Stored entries
★ ★ ★ ★

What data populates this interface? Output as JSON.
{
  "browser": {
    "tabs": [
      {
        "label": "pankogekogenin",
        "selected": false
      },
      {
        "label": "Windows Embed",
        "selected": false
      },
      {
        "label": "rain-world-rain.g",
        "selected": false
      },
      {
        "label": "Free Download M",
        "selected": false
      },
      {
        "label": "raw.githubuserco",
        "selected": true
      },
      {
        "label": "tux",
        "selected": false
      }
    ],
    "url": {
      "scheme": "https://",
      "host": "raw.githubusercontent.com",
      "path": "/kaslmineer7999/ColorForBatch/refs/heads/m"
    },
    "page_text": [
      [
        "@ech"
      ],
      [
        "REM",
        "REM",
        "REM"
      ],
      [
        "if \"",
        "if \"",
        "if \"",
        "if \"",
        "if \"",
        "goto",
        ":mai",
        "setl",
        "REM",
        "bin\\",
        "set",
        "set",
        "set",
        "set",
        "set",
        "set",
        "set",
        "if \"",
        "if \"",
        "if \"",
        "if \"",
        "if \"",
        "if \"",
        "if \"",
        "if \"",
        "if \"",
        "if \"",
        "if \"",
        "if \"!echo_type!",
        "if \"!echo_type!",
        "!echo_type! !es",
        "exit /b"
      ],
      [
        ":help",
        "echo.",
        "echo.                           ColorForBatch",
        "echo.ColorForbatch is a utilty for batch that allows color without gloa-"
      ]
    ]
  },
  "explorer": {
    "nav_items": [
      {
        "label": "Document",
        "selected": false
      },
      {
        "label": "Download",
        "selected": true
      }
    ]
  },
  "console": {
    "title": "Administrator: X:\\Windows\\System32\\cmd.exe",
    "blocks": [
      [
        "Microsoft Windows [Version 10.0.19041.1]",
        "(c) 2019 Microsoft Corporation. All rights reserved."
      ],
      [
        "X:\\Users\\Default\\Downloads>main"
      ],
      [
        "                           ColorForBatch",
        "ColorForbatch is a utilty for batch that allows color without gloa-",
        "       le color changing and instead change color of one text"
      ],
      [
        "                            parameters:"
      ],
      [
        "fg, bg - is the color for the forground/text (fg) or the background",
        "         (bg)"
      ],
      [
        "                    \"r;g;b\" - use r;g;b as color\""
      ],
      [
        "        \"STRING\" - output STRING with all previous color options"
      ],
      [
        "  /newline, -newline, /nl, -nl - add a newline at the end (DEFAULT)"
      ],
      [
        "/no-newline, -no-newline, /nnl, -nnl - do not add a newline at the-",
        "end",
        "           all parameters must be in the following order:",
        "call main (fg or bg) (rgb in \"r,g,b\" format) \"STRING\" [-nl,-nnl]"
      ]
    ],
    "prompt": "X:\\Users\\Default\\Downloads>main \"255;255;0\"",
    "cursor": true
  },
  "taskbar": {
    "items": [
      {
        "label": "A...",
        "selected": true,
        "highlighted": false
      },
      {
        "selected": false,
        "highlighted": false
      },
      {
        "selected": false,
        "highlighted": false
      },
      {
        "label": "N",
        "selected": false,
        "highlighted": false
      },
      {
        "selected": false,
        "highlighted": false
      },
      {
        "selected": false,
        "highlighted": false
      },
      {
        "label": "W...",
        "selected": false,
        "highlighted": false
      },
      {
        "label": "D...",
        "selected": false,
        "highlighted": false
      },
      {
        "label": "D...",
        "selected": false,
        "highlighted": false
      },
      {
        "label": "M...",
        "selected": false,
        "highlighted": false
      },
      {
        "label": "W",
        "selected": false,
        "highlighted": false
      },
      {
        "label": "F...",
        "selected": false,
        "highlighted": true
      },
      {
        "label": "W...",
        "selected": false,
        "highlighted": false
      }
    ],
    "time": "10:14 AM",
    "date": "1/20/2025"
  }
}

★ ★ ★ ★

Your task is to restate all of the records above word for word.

■ **ANSWER TO THIS PROBLEM**:
What data populates this interface? Output as JSON.
{
  "browser": {
    "tabs": [
      {
        "label": "pankogekogenin",
        "selected": false
      },
      {
        "label": "Windows Embed",
        "selected": false
      },
      {
        "label": "rain-world-rain.g",
        "selected": false
      },
      {
        "label": "Free Download M",
        "selected": false
      },
      {
        "label": "raw.githubuserco",
        "selected": true
      },
      {
        "label": "tux",
        "selected": false
      }
    ],
    "url": {
      "scheme": "https://",
      "host": "raw.githubusercontent.com",
      "path": "/kaslmineer7999/ColorForBatch/refs/heads/m"
    },
    "page_text": [
      [
        "@ech"
      ],
      [
        "REM",
        "REM",
        "REM"
      ],
      [
        "if \"",
        "if \"",
        "if \"",
        "if \"",
        "if \"",
        "goto",
        ":mai",
        "setl",
        "REM",
        "bin\\",
        "set",
        "set",
        "set",
        "set",
        "set",
        "set",
        "set",
        "if \"",
        "if \"",
        "if \"",
        "if \"",
        "if \"",
        "if \"",
        "if \"",
        "if \"",
        "if \"",
        "if \"",
        "if \"",
        "if \"!echo_type!",
        "if \"!echo_type!",
        "!echo_type! !es",
        "exit /b"
      ],
      [
        ":help",
        "echo.",
        "echo.                           ColorForBatch",
        "echo.ColorForbatch is a utilty for batch that allows color without gloa-"
      ]
    ]
  },
  "explorer": {
    "nav_items": [
      {
        "label": "Document",
        "selected": false
      },
      {
        "label": "Download",
        "selected": true
      }
    ]
  },
  "console": {
    "title": "Administrator: X:\\Windows\\System32\\cmd.exe",
    "blocks": [
      [
        "Microsoft Windows [Version 10.0.19041.1]",
        "(c) 2019 Microsoft Corporation. All rights reserved."
      ],
      [
        "X:\\Users\\Default\\Downloads>main"
      ],
      [
        "                           ColorForBatch",
        "ColorForbatch is a utilty for batch that allows color without gloa-",
        "       le color changing and instead change color of one text"
      ],
      [
        "                            parameters:"
      ],
      [
        "fg, bg - is the color for the forground/text (fg) or the background",
        "         (bg)"
      ],
      [
        "                    \"r;g;b\" - use r;g;b as color\""
      ],
      [
        "        \"STRING\" - output STRING with all previous color options"
      ],
      [
        "  /newline, -newline, /nl, -nl - add a newline at the end (DEFAULT)"
      ],
      [
        "/no-newline, -no-newline, /nnl, -nnl - do not add a newline at the-",
        "end",
        "           all parameters must be in the following order:",
        "call main (fg or bg) (rgb in \"r,g,b\" format) \"STRING\" [-nl,-nnl]"
      ]
    ],
    "prompt": "X:\\Users\\Default\\Downloads>main \"255;255;0\"",
    "cursor": true
  },
  "taskbar": {
    "items": [
      {
        "label": "A...",
        "selected": true,
        "highlighted": false
      },
      {
        "selected": false,
        "highlighted": false
      },
      {
        "selected": false,
        "highlighted": false
      },
      {
        "label": "N",
        "selected": false,
        "highlighted": false
      },
      {
        "selected": false,
        "highlighted": false
      },
      {
        "selected": false,
        "highlighted": false
      },
      {
        "label": "W...",
        "selected": false,
        "highlighted": false
      },
      {
        "label": "D...",
        "selected": false,
        "highlighted": false
      },
      {
        "label": "D...",
        "selected": false,
        "highlighted": false
      },
      {
        "label": "M...",
        "selected": false,
        "highlighted": false
      },
      {
        "label": "W",
        "selected": false,
        "highlighted": false
      },
      {
        "label": "F...",
        "selected": false,
        "highlighted": true
      },
      {
        "label": "W...",
        "selected": false,
        "highlighted": false
      }
    ],
    "time": "10:14 AM",
    "date": "1/20/2025"
  }
}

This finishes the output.